While I didn't discover it until the latter half of 2009, I'd have to say eventlet is the coolest Python library I discovered in 2009. After leaving Slide, where I learned the joys of coroutines (a concept previously foreign to me) I briefly contemplated using greenlet to write a coroutines library similar to what is used at Slide. Fortunately I stumbled across eventlet in time, which shares common ancestry with Slide's proprietary library.
I'm not sure I really learned any new techniques over the past year, I started writing a lot more tests this past year but my habits don't quite qualify as Test Driven Development just yet. As far as Python goes, I've been introduced to the Python C API over the past year (written two entire modules in C PyECC and py-yajl) and while I wouldn't exactly call implementing Python modules in C a "technique" it's certainly a departure from regular Python (
Py_XDECREF I'm looking at you)

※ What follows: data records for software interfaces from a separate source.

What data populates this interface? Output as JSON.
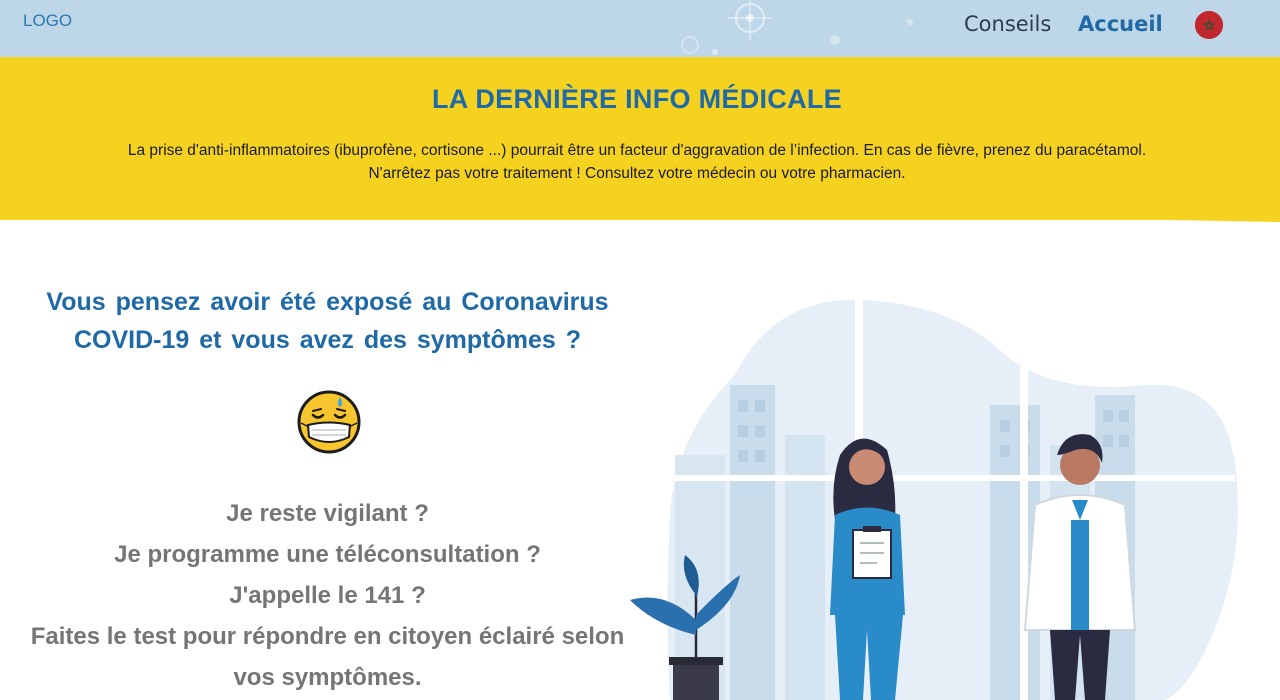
{
  "header": {
    "logo": "LOGO",
    "nav": [
      {
        "label": "Conseils"
      },
      {
        "label": "Accueil",
        "active": true
      }
    ],
    "language_flag": "morocco-flag-icon"
  },
  "banner": {
    "title": "LA DERNIÈRE INFO MÉDICALE",
    "lines": [
      "La prise d'anti-inflammatoires (ibuprofène, cortisone ...) pourrait être un facteur d'aggravation de l’infection. En cas de fièvre, prenez du paracétamol.",
      "N'arrêtez pas votre traitement ! Consultez votre médecin ou votre pharmacien."
    ]
  },
  "main": {
    "question_lines": [
      "Vous pensez avoir été exposé au Coronavirus",
      "COVID-19 et vous avez des symptômes ?"
    ],
    "emoji": "face-with-mask-icon",
    "options": [
      "Je reste vigilant ?",
      "Je programme une téléconsultation ?",
      "J'appelle le 141 ?",
      "Faites le test pour répondre en citoyen éclairé selon",
      "vos symptômes."
    ]
  },
  "colors": {
    "brand_blue": "#1f6aa6",
    "banner_yellow": "#f5d21f",
    "header_bg": "#bfd8e8",
    "muted_text": "#757575"
  }
}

Regular readers of my blog can likely guess which open source project I contributed to most in 2009, Cheetah, of which I've become the maintainer. I also authored a number of new Python projects in 2009: PyECC a module implementing Elliptical Curve Cryptography (built on top of seccure), py-yajl a module utilizing yajl for fast JSON encoding/decoding, IronWatin an IronPython-based module for writing WatiN tests in Python (supporting screengrabs as well), PILServ an eventlet-based server to do server-side image transformations with PIL, TweepyDeck a PyGTK+ based Twitter client and MicroMVC a teeny-tiny MVC styled framework for Python and WSGI built on eventlet and Cheetah.

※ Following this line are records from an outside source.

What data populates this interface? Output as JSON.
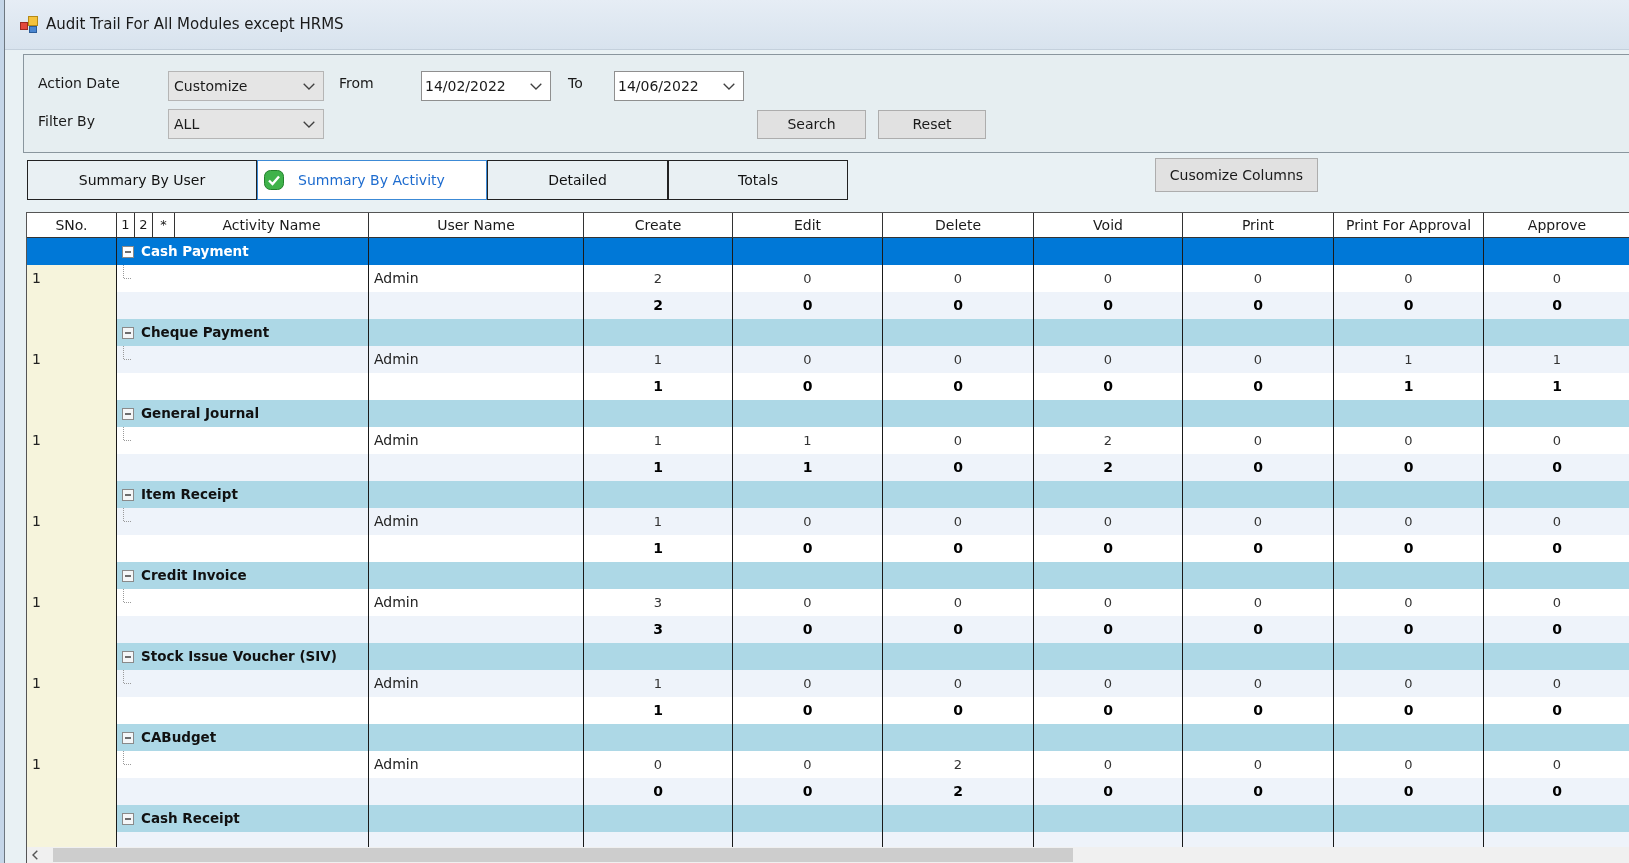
{
  "window": {
    "title": "Audit Trail For All Modules except HRMS"
  },
  "filters": {
    "action_date": {
      "label": "Action Date",
      "value": "Customize"
    },
    "from": {
      "label": "From",
      "value": "14/02/2022"
    },
    "to": {
      "label": "To",
      "value": "14/06/2022"
    },
    "filter_by": {
      "label": "Filter By",
      "value": "ALL"
    },
    "buttons": [
      "Search",
      "Reset"
    ]
  },
  "tabs": [
    {
      "label": "Summary By User",
      "selected": false
    },
    {
      "label": "Summary By Activity",
      "selected": true
    },
    {
      "label": "Detailed",
      "selected": false
    },
    {
      "label": "Totals",
      "selected": false
    }
  ],
  "customize_button": "Cusomize Columns",
  "table": {
    "columns": [
      "SNo.",
      "1",
      "2",
      "*",
      "Activity Name",
      "User Name",
      "Create",
      "Edit",
      "Delete",
      "Void",
      "Print",
      "Print For Approval",
      "Approve"
    ],
    "groups": [
      {
        "name": "Cash Payment",
        "selected": true,
        "expanded": true,
        "rows": [
          {
            "sno": "1",
            "user": "Admin",
            "values": [
              "2",
              "0",
              "0",
              "0",
              "0",
              "0",
              "0"
            ]
          }
        ],
        "totals": [
          "2",
          "0",
          "0",
          "0",
          "0",
          "0",
          "0"
        ]
      },
      {
        "name": "Cheque Payment",
        "selected": false,
        "expanded": true,
        "rows": [
          {
            "sno": "1",
            "user": "Admin",
            "values": [
              "1",
              "0",
              "0",
              "0",
              "0",
              "1",
              "1"
            ]
          }
        ],
        "totals": [
          "1",
          "0",
          "0",
          "0",
          "0",
          "1",
          "1"
        ]
      },
      {
        "name": "General Journal",
        "selected": false,
        "expanded": true,
        "rows": [
          {
            "sno": "1",
            "user": "Admin",
            "values": [
              "1",
              "1",
              "0",
              "2",
              "0",
              "0",
              "0"
            ]
          }
        ],
        "totals": [
          "1",
          "1",
          "0",
          "2",
          "0",
          "0",
          "0"
        ]
      },
      {
        "name": "Item Receipt",
        "selected": false,
        "expanded": true,
        "rows": [
          {
            "sno": "1",
            "user": "Admin",
            "values": [
              "1",
              "0",
              "0",
              "0",
              "0",
              "0",
              "0"
            ]
          }
        ],
        "totals": [
          "1",
          "0",
          "0",
          "0",
          "0",
          "0",
          "0"
        ]
      },
      {
        "name": "Credit Invoice",
        "selected": false,
        "expanded": true,
        "rows": [
          {
            "sno": "1",
            "user": "Admin",
            "values": [
              "3",
              "0",
              "0",
              "0",
              "0",
              "0",
              "0"
            ]
          }
        ],
        "totals": [
          "3",
          "0",
          "0",
          "0",
          "0",
          "0",
          "0"
        ]
      },
      {
        "name": "Stock Issue Voucher (SIV)",
        "selected": false,
        "expanded": true,
        "rows": [
          {
            "sno": "1",
            "user": "Admin",
            "values": [
              "1",
              "0",
              "0",
              "0",
              "0",
              "0",
              "0"
            ]
          }
        ],
        "totals": [
          "1",
          "0",
          "0",
          "0",
          "0",
          "0",
          "0"
        ]
      },
      {
        "name": "CABudget",
        "selected": false,
        "expanded": true,
        "rows": [
          {
            "sno": "1",
            "user": "Admin",
            "values": [
              "0",
              "0",
              "2",
              "0",
              "0",
              "0",
              "0"
            ]
          }
        ],
        "totals": [
          "0",
          "0",
          "2",
          "0",
          "0",
          "0",
          "0"
        ]
      },
      {
        "name": "Cash Receipt",
        "selected": false,
        "expanded": true
      }
    ]
  }
}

The Python reddit was probably the most read Python-related "blog" I read in 2009, it generally supercedes the Python Planet with regards to content but also includes discussions as well as package release posts.